What lines in the records below contain the string "ostatok"? Copy every one.

Extracted data entries
*** Block opens ***

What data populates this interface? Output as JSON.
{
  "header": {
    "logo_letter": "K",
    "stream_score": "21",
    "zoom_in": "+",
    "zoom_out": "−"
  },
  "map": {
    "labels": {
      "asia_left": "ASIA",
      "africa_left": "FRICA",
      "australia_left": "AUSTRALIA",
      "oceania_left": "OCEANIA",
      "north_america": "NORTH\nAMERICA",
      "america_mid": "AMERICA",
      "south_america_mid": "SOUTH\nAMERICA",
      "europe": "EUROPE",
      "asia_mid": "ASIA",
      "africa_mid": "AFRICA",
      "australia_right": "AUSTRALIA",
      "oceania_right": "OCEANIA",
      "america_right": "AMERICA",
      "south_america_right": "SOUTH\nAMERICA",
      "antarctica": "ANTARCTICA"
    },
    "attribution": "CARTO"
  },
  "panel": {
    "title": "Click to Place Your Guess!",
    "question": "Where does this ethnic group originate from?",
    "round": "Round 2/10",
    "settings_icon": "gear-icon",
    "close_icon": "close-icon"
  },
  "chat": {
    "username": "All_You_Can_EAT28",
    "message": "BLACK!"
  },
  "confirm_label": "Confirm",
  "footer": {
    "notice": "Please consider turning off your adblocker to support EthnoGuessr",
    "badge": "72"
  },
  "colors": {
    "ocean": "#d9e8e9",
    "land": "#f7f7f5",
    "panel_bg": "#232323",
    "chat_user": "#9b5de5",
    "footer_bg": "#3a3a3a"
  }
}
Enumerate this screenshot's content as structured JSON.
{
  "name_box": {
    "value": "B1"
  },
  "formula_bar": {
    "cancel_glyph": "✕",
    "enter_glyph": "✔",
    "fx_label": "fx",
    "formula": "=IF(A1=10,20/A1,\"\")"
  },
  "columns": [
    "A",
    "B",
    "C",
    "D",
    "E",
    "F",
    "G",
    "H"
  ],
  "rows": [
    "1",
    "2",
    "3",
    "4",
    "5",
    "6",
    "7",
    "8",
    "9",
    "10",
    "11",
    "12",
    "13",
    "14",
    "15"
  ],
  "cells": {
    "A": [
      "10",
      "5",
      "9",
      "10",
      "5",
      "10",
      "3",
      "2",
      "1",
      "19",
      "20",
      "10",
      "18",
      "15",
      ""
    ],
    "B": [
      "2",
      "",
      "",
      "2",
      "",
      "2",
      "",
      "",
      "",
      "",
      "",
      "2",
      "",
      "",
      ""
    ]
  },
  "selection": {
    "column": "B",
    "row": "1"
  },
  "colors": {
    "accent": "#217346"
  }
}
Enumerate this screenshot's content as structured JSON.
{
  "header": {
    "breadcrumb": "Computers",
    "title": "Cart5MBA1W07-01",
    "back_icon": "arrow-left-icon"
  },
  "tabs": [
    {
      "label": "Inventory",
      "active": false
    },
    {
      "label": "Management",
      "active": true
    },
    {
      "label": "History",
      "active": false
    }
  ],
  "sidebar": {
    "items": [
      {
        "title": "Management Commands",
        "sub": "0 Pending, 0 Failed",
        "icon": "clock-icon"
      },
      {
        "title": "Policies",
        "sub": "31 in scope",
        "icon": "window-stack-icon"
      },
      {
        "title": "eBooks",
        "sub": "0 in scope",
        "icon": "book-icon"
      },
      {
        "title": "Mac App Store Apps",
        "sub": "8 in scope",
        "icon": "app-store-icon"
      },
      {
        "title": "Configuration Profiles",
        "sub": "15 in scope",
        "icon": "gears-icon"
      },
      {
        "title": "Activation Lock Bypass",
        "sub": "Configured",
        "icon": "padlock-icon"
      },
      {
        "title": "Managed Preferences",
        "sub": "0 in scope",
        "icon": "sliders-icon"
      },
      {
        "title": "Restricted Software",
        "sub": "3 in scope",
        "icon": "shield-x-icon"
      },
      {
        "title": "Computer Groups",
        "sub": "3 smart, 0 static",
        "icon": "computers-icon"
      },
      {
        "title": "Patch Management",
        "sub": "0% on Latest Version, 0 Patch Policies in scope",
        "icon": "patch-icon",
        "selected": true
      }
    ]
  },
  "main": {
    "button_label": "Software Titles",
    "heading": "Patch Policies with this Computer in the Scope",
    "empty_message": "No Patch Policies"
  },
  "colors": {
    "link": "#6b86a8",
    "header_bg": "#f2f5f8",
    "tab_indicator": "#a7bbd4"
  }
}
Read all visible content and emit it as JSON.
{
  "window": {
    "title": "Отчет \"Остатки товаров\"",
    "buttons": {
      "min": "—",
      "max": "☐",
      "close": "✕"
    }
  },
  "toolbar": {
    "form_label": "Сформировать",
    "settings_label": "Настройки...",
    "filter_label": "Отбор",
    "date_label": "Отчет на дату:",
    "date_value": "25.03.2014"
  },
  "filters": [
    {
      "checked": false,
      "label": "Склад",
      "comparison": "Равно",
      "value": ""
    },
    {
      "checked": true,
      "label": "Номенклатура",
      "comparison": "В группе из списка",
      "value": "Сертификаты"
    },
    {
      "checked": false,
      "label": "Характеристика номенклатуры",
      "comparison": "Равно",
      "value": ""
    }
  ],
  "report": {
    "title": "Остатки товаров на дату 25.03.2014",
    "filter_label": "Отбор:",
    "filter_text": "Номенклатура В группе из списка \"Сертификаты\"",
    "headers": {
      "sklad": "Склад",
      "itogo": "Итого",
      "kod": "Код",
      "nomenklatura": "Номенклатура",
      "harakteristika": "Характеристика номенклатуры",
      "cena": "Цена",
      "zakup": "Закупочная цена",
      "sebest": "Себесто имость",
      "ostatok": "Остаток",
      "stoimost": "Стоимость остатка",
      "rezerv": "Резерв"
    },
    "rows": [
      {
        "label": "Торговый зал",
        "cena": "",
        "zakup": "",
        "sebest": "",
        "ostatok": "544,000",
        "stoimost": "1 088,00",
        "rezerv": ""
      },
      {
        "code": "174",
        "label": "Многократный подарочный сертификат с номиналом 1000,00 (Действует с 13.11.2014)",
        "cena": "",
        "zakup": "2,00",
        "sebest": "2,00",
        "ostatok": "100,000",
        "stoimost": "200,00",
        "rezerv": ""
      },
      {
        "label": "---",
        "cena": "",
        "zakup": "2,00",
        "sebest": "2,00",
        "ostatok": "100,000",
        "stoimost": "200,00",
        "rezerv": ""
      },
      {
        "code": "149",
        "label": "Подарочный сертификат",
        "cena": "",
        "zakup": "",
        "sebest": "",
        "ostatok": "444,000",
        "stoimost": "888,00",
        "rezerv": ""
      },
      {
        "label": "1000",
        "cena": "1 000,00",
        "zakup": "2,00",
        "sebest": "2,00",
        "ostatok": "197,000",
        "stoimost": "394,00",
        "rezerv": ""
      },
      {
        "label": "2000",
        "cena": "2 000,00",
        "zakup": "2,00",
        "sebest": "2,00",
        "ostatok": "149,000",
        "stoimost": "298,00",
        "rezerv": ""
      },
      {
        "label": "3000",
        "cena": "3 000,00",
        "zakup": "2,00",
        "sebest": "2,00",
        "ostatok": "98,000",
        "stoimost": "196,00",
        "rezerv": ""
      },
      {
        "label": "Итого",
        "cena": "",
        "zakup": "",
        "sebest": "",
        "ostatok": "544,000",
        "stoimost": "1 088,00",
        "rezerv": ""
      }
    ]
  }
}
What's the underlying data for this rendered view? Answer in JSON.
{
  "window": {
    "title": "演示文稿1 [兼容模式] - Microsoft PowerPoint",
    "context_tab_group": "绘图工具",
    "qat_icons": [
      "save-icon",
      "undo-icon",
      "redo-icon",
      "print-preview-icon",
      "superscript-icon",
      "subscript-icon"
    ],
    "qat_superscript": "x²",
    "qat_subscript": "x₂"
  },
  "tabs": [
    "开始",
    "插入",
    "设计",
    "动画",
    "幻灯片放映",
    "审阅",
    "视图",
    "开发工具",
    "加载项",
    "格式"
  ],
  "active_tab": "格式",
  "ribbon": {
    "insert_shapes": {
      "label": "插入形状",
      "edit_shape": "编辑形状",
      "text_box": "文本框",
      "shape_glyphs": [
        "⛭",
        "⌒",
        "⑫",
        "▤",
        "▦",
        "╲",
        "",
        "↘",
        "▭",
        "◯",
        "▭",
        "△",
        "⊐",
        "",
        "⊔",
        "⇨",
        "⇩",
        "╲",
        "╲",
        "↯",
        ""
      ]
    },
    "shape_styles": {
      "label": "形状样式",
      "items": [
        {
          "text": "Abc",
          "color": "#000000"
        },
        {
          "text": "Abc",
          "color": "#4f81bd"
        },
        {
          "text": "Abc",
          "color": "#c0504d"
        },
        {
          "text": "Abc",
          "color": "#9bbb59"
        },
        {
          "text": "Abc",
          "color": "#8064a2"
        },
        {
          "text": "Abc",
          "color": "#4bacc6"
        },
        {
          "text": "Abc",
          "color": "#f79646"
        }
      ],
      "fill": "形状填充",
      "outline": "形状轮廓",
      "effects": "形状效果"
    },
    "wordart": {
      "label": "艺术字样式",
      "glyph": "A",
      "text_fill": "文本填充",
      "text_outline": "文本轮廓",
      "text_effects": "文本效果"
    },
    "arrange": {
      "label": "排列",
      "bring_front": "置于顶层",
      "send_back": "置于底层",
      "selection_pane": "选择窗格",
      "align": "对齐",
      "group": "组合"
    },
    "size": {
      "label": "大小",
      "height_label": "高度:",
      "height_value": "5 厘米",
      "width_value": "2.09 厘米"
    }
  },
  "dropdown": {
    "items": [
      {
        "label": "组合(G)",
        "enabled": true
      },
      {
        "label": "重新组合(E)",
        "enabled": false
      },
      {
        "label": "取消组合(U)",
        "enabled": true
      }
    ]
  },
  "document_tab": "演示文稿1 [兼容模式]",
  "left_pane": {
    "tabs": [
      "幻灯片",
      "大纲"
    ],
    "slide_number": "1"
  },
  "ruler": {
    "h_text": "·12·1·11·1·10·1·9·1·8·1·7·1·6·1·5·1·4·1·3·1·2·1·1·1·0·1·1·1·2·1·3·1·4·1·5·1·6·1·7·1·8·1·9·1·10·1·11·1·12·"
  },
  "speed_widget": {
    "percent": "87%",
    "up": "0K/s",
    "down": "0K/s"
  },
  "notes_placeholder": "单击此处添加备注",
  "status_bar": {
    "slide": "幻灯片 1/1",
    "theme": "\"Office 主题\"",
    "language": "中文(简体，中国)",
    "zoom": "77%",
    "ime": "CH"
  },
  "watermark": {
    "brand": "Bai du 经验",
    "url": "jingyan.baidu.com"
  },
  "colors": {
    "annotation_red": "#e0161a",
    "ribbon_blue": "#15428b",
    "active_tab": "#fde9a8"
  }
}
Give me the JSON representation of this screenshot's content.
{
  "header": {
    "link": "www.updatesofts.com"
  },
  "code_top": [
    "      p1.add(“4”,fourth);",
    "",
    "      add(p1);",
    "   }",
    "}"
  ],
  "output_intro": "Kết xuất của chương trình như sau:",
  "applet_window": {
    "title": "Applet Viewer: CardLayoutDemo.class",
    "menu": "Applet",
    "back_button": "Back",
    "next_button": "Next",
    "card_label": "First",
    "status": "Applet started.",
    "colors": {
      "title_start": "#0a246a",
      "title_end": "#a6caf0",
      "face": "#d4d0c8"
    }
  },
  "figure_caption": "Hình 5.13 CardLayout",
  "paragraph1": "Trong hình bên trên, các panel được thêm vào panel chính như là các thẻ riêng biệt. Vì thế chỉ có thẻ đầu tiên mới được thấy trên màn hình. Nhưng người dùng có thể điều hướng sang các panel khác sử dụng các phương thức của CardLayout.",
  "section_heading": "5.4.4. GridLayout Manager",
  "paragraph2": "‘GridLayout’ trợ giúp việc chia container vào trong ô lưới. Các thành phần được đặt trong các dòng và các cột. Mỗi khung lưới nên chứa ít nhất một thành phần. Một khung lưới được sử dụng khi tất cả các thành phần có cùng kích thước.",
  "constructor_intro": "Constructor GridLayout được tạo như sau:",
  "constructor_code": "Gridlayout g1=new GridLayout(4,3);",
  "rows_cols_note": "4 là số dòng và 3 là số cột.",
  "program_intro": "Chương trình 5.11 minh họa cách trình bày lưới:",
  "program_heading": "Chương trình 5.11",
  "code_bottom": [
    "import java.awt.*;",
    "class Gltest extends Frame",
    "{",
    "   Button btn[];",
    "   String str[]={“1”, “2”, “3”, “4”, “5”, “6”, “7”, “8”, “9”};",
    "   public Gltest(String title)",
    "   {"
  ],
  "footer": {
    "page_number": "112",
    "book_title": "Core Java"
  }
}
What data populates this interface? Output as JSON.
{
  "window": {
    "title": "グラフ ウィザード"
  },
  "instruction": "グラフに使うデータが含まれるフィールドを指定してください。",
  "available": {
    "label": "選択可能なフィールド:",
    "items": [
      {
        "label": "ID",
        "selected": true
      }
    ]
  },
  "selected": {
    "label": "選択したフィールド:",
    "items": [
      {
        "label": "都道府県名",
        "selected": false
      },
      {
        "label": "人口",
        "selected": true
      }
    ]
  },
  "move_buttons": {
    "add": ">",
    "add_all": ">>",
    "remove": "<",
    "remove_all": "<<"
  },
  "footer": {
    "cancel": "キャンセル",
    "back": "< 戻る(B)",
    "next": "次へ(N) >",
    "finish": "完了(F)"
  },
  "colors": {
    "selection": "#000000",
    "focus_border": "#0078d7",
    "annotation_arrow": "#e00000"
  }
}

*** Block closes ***

*Answer space:*
      "ostatok": "Остаток",
        "ostatok": "544,000",
        "ostatok": "100,000",
        "ostatok": "100,000",
        "ostatok": "444,000",
        "ostatok": "197,000",
        "ostatok": "149,000",
        "ostatok": "98,000",
        "ostatok": "544,000",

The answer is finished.